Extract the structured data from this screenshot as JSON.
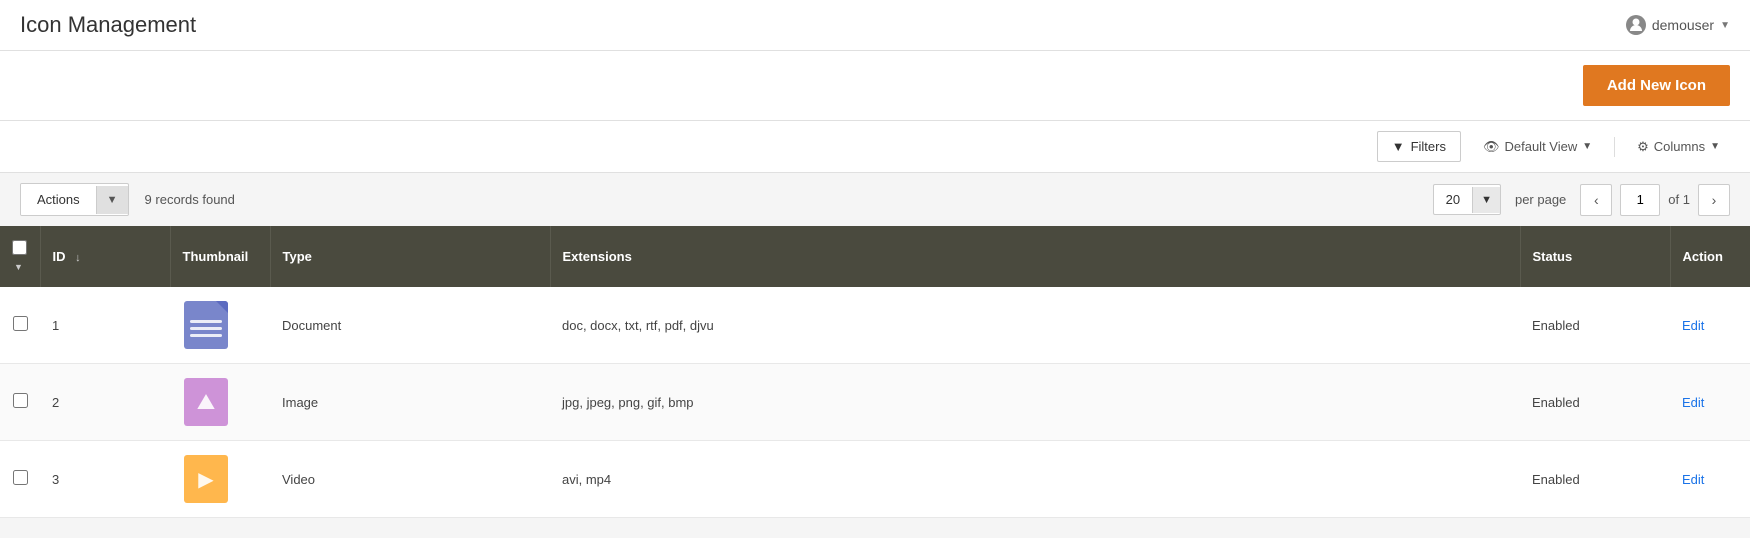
{
  "header": {
    "title": "Icon Management",
    "user": {
      "name": "demouser",
      "chevron": "▼"
    }
  },
  "toolbar": {
    "add_button_label": "Add New Icon"
  },
  "filter_bar": {
    "filters_label": "Filters",
    "view_label": "Default View",
    "columns_label": "Columns",
    "view_chevron": "▼",
    "columns_chevron": "▼"
  },
  "actions_bar": {
    "actions_label": "Actions",
    "actions_chevron": "▼",
    "records_found_count": "9",
    "records_found_label": "records found",
    "per_page": "20",
    "per_page_chevron": "▼",
    "per_page_label": "per page",
    "current_page": "1",
    "total_pages": "1",
    "of_label": "of"
  },
  "table": {
    "columns": [
      "",
      "ID",
      "Thumbnail",
      "Type",
      "Extensions",
      "Status",
      "Action"
    ],
    "rows": [
      {
        "id": "1",
        "thumbnail_type": "document",
        "type": "Document",
        "extensions": "doc, docx, txt, rtf, pdf, djvu",
        "status": "Enabled",
        "action": "Edit"
      },
      {
        "id": "2",
        "thumbnail_type": "image",
        "type": "Image",
        "extensions": "jpg, jpeg, png, gif, bmp",
        "status": "Enabled",
        "action": "Edit"
      },
      {
        "id": "3",
        "thumbnail_type": "video",
        "type": "Video",
        "extensions": "avi, mp4",
        "status": "Enabled",
        "action": "Edit"
      }
    ]
  },
  "colors": {
    "accent_orange": "#e07820",
    "header_dark": "#4a4a3e",
    "edit_blue": "#1a73e8"
  }
}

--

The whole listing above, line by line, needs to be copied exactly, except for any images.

» **Solution for this task**:
Extract the structured data from this screenshot as JSON.
{
  "header": {
    "title": "Icon Management",
    "user": {
      "name": "demouser",
      "chevron": "▼"
    }
  },
  "toolbar": {
    "add_button_label": "Add New Icon"
  },
  "filter_bar": {
    "filters_label": "Filters",
    "view_label": "Default View",
    "columns_label": "Columns",
    "view_chevron": "▼",
    "columns_chevron": "▼"
  },
  "actions_bar": {
    "actions_label": "Actions",
    "actions_chevron": "▼",
    "records_found_count": "9",
    "records_found_label": "records found",
    "per_page": "20",
    "per_page_chevron": "▼",
    "per_page_label": "per page",
    "current_page": "1",
    "total_pages": "1",
    "of_label": "of"
  },
  "table": {
    "columns": [
      "",
      "ID",
      "Thumbnail",
      "Type",
      "Extensions",
      "Status",
      "Action"
    ],
    "rows": [
      {
        "id": "1",
        "thumbnail_type": "document",
        "type": "Document",
        "extensions": "doc, docx, txt, rtf, pdf, djvu",
        "status": "Enabled",
        "action": "Edit"
      },
      {
        "id": "2",
        "thumbnail_type": "image",
        "type": "Image",
        "extensions": "jpg, jpeg, png, gif, bmp",
        "status": "Enabled",
        "action": "Edit"
      },
      {
        "id": "3",
        "thumbnail_type": "video",
        "type": "Video",
        "extensions": "avi, mp4",
        "status": "Enabled",
        "action": "Edit"
      }
    ]
  },
  "colors": {
    "accent_orange": "#e07820",
    "header_dark": "#4a4a3e",
    "edit_blue": "#1a73e8"
  }
}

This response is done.